§ Task
Go through the listing and copy every line word for word.

§ Record excerpts

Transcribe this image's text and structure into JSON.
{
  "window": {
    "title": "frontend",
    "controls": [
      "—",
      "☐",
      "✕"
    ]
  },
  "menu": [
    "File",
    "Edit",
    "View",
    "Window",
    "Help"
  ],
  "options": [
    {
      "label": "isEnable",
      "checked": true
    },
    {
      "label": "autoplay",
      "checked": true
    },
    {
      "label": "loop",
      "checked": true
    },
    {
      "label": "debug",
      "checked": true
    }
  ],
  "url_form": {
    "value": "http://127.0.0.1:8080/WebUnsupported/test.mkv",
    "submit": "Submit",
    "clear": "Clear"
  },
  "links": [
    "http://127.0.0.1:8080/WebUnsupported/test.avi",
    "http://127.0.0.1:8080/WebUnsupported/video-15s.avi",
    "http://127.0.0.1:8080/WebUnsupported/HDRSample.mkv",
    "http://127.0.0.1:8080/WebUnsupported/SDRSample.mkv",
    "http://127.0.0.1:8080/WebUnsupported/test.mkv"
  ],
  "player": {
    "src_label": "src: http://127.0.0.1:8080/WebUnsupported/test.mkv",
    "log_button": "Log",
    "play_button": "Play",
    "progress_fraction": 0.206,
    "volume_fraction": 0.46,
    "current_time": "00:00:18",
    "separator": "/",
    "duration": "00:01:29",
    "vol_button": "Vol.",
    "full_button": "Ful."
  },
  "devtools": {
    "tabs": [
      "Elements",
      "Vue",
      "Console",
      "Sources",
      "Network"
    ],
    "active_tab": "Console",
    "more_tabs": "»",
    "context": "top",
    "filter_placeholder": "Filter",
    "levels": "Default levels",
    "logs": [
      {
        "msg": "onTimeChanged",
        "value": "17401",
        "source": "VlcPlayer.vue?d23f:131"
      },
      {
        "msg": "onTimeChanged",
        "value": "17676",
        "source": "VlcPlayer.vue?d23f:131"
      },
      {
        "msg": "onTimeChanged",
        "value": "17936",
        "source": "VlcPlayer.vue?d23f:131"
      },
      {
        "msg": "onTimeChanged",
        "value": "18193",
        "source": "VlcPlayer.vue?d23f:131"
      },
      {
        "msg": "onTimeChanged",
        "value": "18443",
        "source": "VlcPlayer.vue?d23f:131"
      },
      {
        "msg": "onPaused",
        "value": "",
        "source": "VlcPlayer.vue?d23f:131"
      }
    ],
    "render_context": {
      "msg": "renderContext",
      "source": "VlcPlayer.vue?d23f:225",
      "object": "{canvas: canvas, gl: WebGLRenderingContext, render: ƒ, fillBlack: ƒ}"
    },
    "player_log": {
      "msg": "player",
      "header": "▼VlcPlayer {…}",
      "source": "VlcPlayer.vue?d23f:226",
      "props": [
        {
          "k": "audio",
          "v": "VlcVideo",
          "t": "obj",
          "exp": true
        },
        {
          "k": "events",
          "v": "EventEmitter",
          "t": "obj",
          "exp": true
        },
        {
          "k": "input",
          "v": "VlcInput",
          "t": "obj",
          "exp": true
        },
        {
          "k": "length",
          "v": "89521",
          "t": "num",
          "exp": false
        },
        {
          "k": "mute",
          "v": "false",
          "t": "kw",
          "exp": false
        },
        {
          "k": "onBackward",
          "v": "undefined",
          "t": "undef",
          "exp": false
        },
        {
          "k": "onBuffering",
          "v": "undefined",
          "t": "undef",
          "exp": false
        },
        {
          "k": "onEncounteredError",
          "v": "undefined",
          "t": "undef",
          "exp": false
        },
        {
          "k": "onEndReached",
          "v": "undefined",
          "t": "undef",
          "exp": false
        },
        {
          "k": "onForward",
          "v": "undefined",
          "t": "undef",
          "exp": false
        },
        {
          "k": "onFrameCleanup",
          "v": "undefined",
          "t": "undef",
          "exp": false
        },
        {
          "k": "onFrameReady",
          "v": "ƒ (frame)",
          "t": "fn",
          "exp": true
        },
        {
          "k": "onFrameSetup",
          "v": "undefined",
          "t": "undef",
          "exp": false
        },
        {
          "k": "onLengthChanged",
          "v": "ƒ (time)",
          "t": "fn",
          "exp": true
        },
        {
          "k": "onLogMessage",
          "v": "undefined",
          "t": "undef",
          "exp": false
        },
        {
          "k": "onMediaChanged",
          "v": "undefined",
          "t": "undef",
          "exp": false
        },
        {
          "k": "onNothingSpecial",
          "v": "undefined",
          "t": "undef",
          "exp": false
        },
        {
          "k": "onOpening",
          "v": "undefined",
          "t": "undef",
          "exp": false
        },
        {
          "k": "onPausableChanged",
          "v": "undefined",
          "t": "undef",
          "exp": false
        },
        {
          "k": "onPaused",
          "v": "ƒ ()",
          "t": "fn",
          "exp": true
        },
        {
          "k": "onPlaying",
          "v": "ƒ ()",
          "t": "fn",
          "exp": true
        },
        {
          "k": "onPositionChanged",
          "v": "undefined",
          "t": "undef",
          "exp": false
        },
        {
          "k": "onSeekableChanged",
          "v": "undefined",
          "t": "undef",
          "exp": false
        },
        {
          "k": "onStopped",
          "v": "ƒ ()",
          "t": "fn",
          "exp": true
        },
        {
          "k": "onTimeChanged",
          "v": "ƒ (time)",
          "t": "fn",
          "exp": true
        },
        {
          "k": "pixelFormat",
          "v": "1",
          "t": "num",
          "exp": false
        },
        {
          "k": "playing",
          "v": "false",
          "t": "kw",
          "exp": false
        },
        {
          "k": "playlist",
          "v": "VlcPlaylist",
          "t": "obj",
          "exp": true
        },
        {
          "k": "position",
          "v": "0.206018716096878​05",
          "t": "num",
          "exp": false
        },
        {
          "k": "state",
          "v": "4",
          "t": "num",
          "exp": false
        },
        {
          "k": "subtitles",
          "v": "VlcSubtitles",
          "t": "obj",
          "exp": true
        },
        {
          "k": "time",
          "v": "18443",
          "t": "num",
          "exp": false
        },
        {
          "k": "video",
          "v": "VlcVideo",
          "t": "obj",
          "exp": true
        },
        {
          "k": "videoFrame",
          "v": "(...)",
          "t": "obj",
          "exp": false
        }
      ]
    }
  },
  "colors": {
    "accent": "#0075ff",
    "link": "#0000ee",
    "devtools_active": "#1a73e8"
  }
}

§ Exercise result
Transcribe this image's text and structure into JSON.
{
  "window": {
    "title": "frontend",
    "controls": [
      "—",
      "☐",
      "✕"
    ]
  },
  "menu": [
    "File",
    "Edit",
    "View",
    "Window",
    "Help"
  ],
  "options": [
    {
      "label": "isEnable",
      "checked": true
    },
    {
      "label": "autoplay",
      "checked": true
    },
    {
      "label": "loop",
      "checked": true
    },
    {
      "label": "debug",
      "checked": true
    }
  ],
  "url_form": {
    "value": "http://127.0.0.1:8080/WebUnsupported/test.mkv",
    "submit": "Submit",
    "clear": "Clear"
  },
  "links": [
    "http://127.0.0.1:8080/WebUnsupported/test.avi",
    "http://127.0.0.1:8080/WebUnsupported/video-15s.avi",
    "http://127.0.0.1:8080/WebUnsupported/HDRSample.mkv",
    "http://127.0.0.1:8080/WebUnsupported/SDRSample.mkv",
    "http://127.0.0.1:8080/WebUnsupported/test.mkv"
  ],
  "player": {
    "src_label": "src: http://127.0.0.1:8080/WebUnsupported/test.mkv",
    "log_button": "Log",
    "play_button": "Play",
    "progress_fraction": 0.206,
    "volume_fraction": 0.46,
    "current_time": "00:00:18",
    "separator": "/",
    "duration": "00:01:29",
    "vol_button": "Vol.",
    "full_button": "Ful."
  },
  "devtools": {
    "tabs": [
      "Elements",
      "Vue",
      "Console",
      "Sources",
      "Network"
    ],
    "active_tab": "Console",
    "more_tabs": "»",
    "context": "top",
    "filter_placeholder": "Filter",
    "levels": "Default levels",
    "logs": [
      {
        "msg": "onTimeChanged",
        "value": "17401",
        "source": "VlcPlayer.vue?d23f:131"
      },
      {
        "msg": "onTimeChanged",
        "value": "17676",
        "source": "VlcPlayer.vue?d23f:131"
      },
      {
        "msg": "onTimeChanged",
        "value": "17936",
        "source": "VlcPlayer.vue?d23f:131"
      },
      {
        "msg": "onTimeChanged",
        "value": "18193",
        "source": "VlcPlayer.vue?d23f:131"
      },
      {
        "msg": "onTimeChanged",
        "value": "18443",
        "source": "VlcPlayer.vue?d23f:131"
      },
      {
        "msg": "onPaused",
        "value": "",
        "source": "VlcPlayer.vue?d23f:131"
      }
    ],
    "render_context": {
      "msg": "renderContext",
      "source": "VlcPlayer.vue?d23f:225",
      "object": "{canvas: canvas, gl: WebGLRenderingContext, render: ƒ, fillBlack: ƒ}"
    },
    "player_log": {
      "msg": "player",
      "header": "▼VlcPlayer {…}",
      "source": "VlcPlayer.vue?d23f:226",
      "props": [
        {
          "k": "audio",
          "v": "VlcVideo",
          "t": "obj",
          "exp": true
        },
        {
          "k": "events",
          "v": "EventEmitter",
          "t": "obj",
          "exp": true
        },
        {
          "k": "input",
          "v": "VlcInput",
          "t": "obj",
          "exp": true
        },
        {
          "k": "length",
          "v": "89521",
          "t": "num",
          "exp": false
        },
        {
          "k": "mute",
          "v": "false",
          "t": "kw",
          "exp": false
        },
        {
          "k": "onBackward",
          "v": "undefined",
          "t": "undef",
          "exp": false
        },
        {
          "k": "onBuffering",
          "v": "undefined",
          "t": "undef",
          "exp": false
        },
        {
          "k": "onEncounteredError",
          "v": "undefined",
          "t": "undef",
          "exp": false
        },
        {
          "k": "onEndReached",
          "v": "undefined",
          "t": "undef",
          "exp": false
        },
        {
          "k": "onForward",
          "v": "undefined",
          "t": "undef",
          "exp": false
        },
        {
          "k": "onFrameCleanup",
          "v": "undefined",
          "t": "undef",
          "exp": false
        },
        {
          "k": "onFrameReady",
          "v": "ƒ (frame)",
          "t": "fn",
          "exp": true
        },
        {
          "k": "onFrameSetup",
          "v": "undefined",
          "t": "undef",
          "exp": false
        },
        {
          "k": "onLengthChanged",
          "v": "ƒ (time)",
          "t": "fn",
          "exp": true
        },
        {
          "k": "onLogMessage",
          "v": "undefined",
          "t": "undef",
          "exp": false
        },
        {
          "k": "onMediaChanged",
          "v": "undefined",
          "t": "undef",
          "exp": false
        },
        {
          "k": "onNothingSpecial",
          "v": "undefined",
          "t": "undef",
          "exp": false
        },
        {
          "k": "onOpening",
          "v": "undefined",
          "t": "undef",
          "exp": false
        },
        {
          "k": "onPausableChanged",
          "v": "undefined",
          "t": "undef",
          "exp": false
        },
        {
          "k": "onPaused",
          "v": "ƒ ()",
          "t": "fn",
          "exp": true
        },
        {
          "k": "onPlaying",
          "v": "ƒ ()",
          "t": "fn",
          "exp": true
        },
        {
          "k": "onPositionChanged",
          "v": "undefined",
          "t": "undef",
          "exp": false
        },
        {
          "k": "onSeekableChanged",
          "v": "undefined",
          "t": "undef",
          "exp": false
        },
        {
          "k": "onStopped",
          "v": "ƒ ()",
          "t": "fn",
          "exp": true
        },
        {
          "k": "onTimeChanged",
          "v": "ƒ (time)",
          "t": "fn",
          "exp": true
        },
        {
          "k": "pixelFormat",
          "v": "1",
          "t": "num",
          "exp": false
        },
        {
          "k": "playing",
          "v": "false",
          "t": "kw",
          "exp": false
        },
        {
          "k": "playlist",
          "v": "VlcPlaylist",
          "t": "obj",
          "exp": true
        },
        {
          "k": "position",
          "v": "0.206018716096878​05",
          "t": "num",
          "exp": false
        },
        {
          "k": "state",
          "v": "4",
          "t": "num",
          "exp": false
        },
        {
          "k": "subtitles",
          "v": "VlcSubtitles",
          "t": "obj",
          "exp": true
        },
        {
          "k": "time",
          "v": "18443",
          "t": "num",
          "exp": false
        },
        {
          "k": "video",
          "v": "VlcVideo",
          "t": "obj",
          "exp": true
        },
        {
          "k": "videoFrame",
          "v": "(...)",
          "t": "obj",
          "exp": false
        }
      ]
    }
  },
  "colors": {
    "accent": "#0075ff",
    "link": "#0000ee",
    "devtools_active": "#1a73e8"
  }
}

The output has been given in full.